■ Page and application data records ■
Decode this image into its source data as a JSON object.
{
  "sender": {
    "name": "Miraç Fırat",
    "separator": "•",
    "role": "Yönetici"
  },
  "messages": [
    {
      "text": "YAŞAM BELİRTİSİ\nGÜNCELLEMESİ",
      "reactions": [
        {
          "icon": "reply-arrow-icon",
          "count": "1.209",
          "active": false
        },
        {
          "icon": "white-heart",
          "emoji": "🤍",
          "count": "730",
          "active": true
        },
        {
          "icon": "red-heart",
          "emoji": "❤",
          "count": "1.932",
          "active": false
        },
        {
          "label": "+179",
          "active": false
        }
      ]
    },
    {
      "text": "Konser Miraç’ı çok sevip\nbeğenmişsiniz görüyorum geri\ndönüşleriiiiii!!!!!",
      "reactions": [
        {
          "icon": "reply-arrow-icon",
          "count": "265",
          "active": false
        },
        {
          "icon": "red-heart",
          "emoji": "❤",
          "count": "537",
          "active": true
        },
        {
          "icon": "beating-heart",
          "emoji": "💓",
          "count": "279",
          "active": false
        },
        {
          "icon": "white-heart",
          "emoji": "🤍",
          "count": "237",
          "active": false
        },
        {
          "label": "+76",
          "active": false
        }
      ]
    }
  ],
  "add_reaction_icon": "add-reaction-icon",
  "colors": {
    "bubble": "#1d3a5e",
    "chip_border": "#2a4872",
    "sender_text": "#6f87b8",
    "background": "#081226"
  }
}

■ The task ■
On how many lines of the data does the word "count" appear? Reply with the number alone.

■ Response area ■
7